ACE is a set of pro-business education “reforms”—including a standardized evaluation that teachers say ignores factors like poverty, malnutrition and undersupplied schools—that have been promoted by right-wing president Felipe Calderón as well as by the SNTE directorship headed by Elba Esther Gordillo.


CNTE and SNTE have other actions planned if their demands do not get a positive response, including a march by some contingents on Mexico City and occupations of government and commercial buildings. Meanwhile, in the state of Guerrero, the Education Secretariat and the CETEG teachers union signed a rough draft agreement on some points on May 25, but the strike and encampment at the Government Palace begun earlier in the week against the evaluation continues.

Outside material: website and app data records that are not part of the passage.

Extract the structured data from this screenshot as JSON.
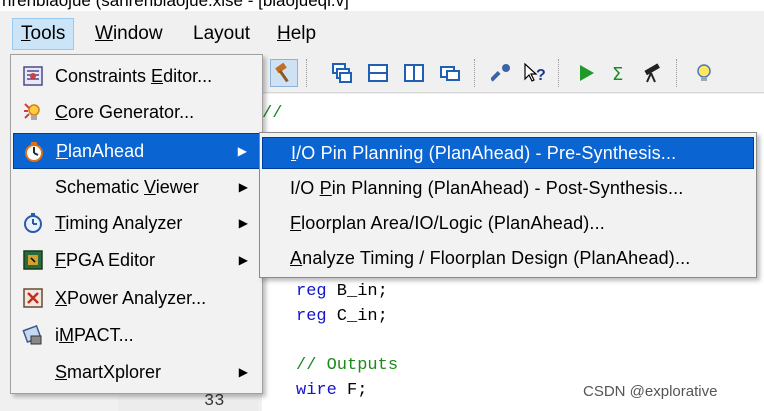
{
  "window": {
    "title": "nrenbiaojue (sanrenbiaojue.xise - [biaojueqi.v]"
  },
  "menubar": {
    "items": [
      {
        "label": "Tools",
        "mnemonic": "T",
        "rest": "ools",
        "active": true
      },
      {
        "label": "Window",
        "mnemonic": "W",
        "rest": "indow"
      },
      {
        "label": "Layout",
        "mnemonic": "",
        "rest": "Layout"
      },
      {
        "label": "Help",
        "mnemonic": "H",
        "rest": "elp"
      }
    ]
  },
  "toolbar": {
    "icons": [
      "hammer-icon",
      "cascade-windows-icon",
      "tile-horizontal-icon",
      "tile-vertical-icon",
      "window-restore-icon",
      "wrench-icon",
      "help-pointer-icon",
      "run-icon",
      "sigma-icon",
      "telescope-icon",
      "lightbulb-icon"
    ]
  },
  "tools_menu": {
    "items": [
      {
        "name": "constraints-editor",
        "pre": "Constraints ",
        "u": "E",
        "post": "ditor...",
        "icon": "constraints-icon",
        "submenu": false
      },
      {
        "name": "core-generator",
        "pre": "",
        "u": "C",
        "post": "ore Generator...",
        "icon": "core-generator-icon",
        "submenu": false
      },
      {
        "name": "planahead",
        "pre": "",
        "u": "P",
        "post": "lanAhead",
        "icon": "planahead-icon",
        "submenu": true,
        "highlight": true
      },
      {
        "name": "schematic-viewer",
        "pre": "Schematic ",
        "u": "V",
        "post": "iewer",
        "icon": "",
        "submenu": true
      },
      {
        "name": "timing-analyzer",
        "pre": "",
        "u": "T",
        "post": "iming Analyzer",
        "icon": "stopwatch-icon",
        "submenu": true
      },
      {
        "name": "fpga-editor",
        "pre": "",
        "u": "F",
        "post": "PGA Editor",
        "icon": "fpga-editor-icon",
        "submenu": true
      },
      {
        "name": "xpower-analyzer",
        "pre": "",
        "u": "X",
        "post": "Power Analyzer...",
        "icon": "xpower-icon",
        "submenu": false
      },
      {
        "name": "impact",
        "pre": "i",
        "u": "M",
        "post": "PACT...",
        "icon": "impact-icon",
        "submenu": false
      },
      {
        "name": "smartxplorer",
        "pre": "",
        "u": "S",
        "post": "martXplorer",
        "icon": "",
        "submenu": true
      }
    ]
  },
  "planahead_submenu": {
    "items": [
      {
        "name": "io-pin-planning-pre-synthesis",
        "pre": "",
        "u": "I",
        "post": "/O Pin Planning (PlanAhead) - Pre-Synthesis...",
        "highlight": true
      },
      {
        "name": "io-pin-planning-post-synthesis",
        "pre": "I/O ",
        "u": "P",
        "post": "in Planning (PlanAhead) - Post-Synthesis..."
      },
      {
        "name": "floorplan-area-io-logic",
        "pre": "",
        "u": "F",
        "post": "loorplan Area/IO/Logic (PlanAhead)..."
      },
      {
        "name": "analyze-timing-floorplan-design",
        "pre": "",
        "u": "A",
        "post": "nalyze Timing / Floorplan Design (PlanAhead)..."
      }
    ]
  },
  "editor": {
    "comment_top": "//",
    "lines": [
      {
        "kw": "reg",
        "rest": " B_in;"
      },
      {
        "kw": "reg",
        "rest": " C_in;"
      },
      {
        "comment": "// Outputs"
      },
      {
        "kw": "wire",
        "rest": " F;"
      }
    ],
    "line_number_partial": "33"
  },
  "watermark": "CSDN @explorative"
}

The United States


San Francisco-area ferry workers call one-day strike


Golden Gate Bridge District ferry workers launched a surprise one-day strike May 26 shutting down boat transport one day before festivities marking the 75th anniversary of the Golden Gate Bridge. A 35-member unit of the Inland Boatmen’s Union called the strike after working 11 months without a contract, citing workloads, health care and other “side-table issues.”


The strike severed ferry service between Larkspur, Sausalito and San Francisco. The strike did not affect ferries operated by either the Blue & Gold or Red and White Fleet. Governor Jerry Brown responded by appointing a three-person panel to review the contract dispute charging it was a disruption to public service. The Inland Boatmen’s Union is a division of the International Longshore and Warehouse Union.


Ohio gas refinery workers strike


Workers at Husky Energy’s Lima, Ohio gasoline refinery went on strike May 25 after management and the United Steelworkers (USW) Local 624 failed to reach an agreement on a new three-year contract. Neither side has revealed the core issues of the dispute. The strike involves 235 workers at the facility, which normally refines 150,000 barrels a day.


The USW is categorizing the strike as an unfair labor practices strike after filing 23 charges with the National Labor Relations Board. USW spokesperson Lynne Hancock declared, “The strike is over local issues. It’s definitely not about wages.”


At the end of January the USW reached agreement on a pattern agreement with a group of individual refineries. It is rumored that the union has been pressured to push for stronger safety measures in the industry based on a total of 18 reported deaths since 2009.




Windsor construction sites idled by strike


Heavy equipment and crane operators in the Windsor area of southern Ontario went on strike Saturday after talks broke down last Thursday, bringing most area road construction to a halt.

The strikers are members of the International Union of Operating Engineers working for different employers who are organized in their own association. The strike will affect a number of municipal road and sewer projects as well as smaller job sites across the city.

According to the union, the one outstanding issue is the employers’ demand to increase the workweek from 50 to 55 hours before paying overtime, well beyond what is required by law.

Strike looms at Stratford Festival

Fifty-three call centre ticket sellers with the Stratford Shakespeare Festival, west of Toronto, are in a legal strike position and could be off the job this week if ongoing talks don’t produce a new deal.

The workers are member of the International Alliance of Theatrical Stage Employees (IATSE), who are fighting against the contracting out of their jobs. The two sides are far apart on wage issues as well with the union demanding 12 percent in a new two-year deal, and the Festival offering only 5 percent.

Festival management is preparing for strike action, asking patrons to buy their tickets on-line. If the strike goes ahead, it will be the first in the Festival’s 59 years of operation.